According to the National Institute on Deafness and Other Communication Disorders, about two-thirds out of every 1,000 children in the United States are born deaf or hard-of-hearing. Just minutes from the College’s campus is the century-old state-run Marie H. Katzenbach School for the Deaf.However, the College’s Deaf Hearing Connection president and senior communication disorders and deaf studies double major, Lea Marx, believes that many people are unaware of deaf culture.
“It is important for the club to educate the College community,” Marx said. “There are major differences between the deaf world and hearing world that students should understand.”
To bridge this gap, the club held its annual Deaf Awareness Day on Wednesday, March 5.
“The Deaf Hearing Connection hosts Deaf Awareness Day each year to garner appreciation for deaf culture, as well as spread awareness of deafness,” Marx said. “We want (College) students to gain respect and understanding of the world of deafness. We aim to educate the (College) community, as well as entertain those who attend our events.”
Several events, each with an interpreter, were hosted throughout the day in the hopes they would “spread awareness of deafness, educate the College community about deaf culture, inform students about the communication options surrounding deafness and provide entertaining and interactive ways to learn about deafness,” Marx said.
The day included a panel of professionals in deafness and a showing of the movie “95 dB.” Angel M. Ramos also gave a lecture about his book, “Triumph of the Spirit: The DPN Chronicle,” which explains the 1988 “Deaf President Now” movement at Gallaudet University.
The day ended with a comedy show by C.J. Jones and Keith Wann.
Freshman interactive multimedia and computer science double major Kevin Bohinski, a student in ASL 101, went to the comedy show and said he could pick out “bits and pieces” of what the comedians were saying. According to Bohinski, while he says the only major difference between the deaf and hearing is their way of communication, the comedy show did teach him more about the deaf community.
“It taught me that they have their own language, mannerisms, sense of humor and ideologies,” Bohinski said.
Marx encourages students to attend at least one event at next year’s event not only because they are fun and informative, but also because it’s a great opportunity to connect with those in the deaf community.

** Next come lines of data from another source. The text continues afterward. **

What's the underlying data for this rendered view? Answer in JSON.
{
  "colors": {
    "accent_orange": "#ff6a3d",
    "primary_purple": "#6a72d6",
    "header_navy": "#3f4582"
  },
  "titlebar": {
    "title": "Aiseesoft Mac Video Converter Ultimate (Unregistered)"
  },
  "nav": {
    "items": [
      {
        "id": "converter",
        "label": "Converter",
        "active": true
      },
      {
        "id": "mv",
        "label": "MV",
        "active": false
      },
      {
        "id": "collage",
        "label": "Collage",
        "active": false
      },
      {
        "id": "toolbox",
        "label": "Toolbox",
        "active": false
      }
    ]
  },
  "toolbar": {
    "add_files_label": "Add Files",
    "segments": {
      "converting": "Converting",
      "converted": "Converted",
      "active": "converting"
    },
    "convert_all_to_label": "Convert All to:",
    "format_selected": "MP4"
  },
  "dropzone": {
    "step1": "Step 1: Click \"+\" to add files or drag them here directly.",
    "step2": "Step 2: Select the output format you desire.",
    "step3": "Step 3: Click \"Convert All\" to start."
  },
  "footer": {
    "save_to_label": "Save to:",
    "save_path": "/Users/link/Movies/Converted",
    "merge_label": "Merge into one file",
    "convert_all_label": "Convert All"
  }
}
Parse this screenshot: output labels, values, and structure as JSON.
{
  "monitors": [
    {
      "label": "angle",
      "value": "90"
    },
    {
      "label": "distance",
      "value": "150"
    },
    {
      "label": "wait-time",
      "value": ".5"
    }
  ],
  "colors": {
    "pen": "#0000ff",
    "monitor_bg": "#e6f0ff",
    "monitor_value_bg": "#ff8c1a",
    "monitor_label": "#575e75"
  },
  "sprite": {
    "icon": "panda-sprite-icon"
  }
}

“Deaf Awareness Day is a great opportunity for students to engage with professionals in the field of deaf education, as well as people from the deaf community,” Marx said.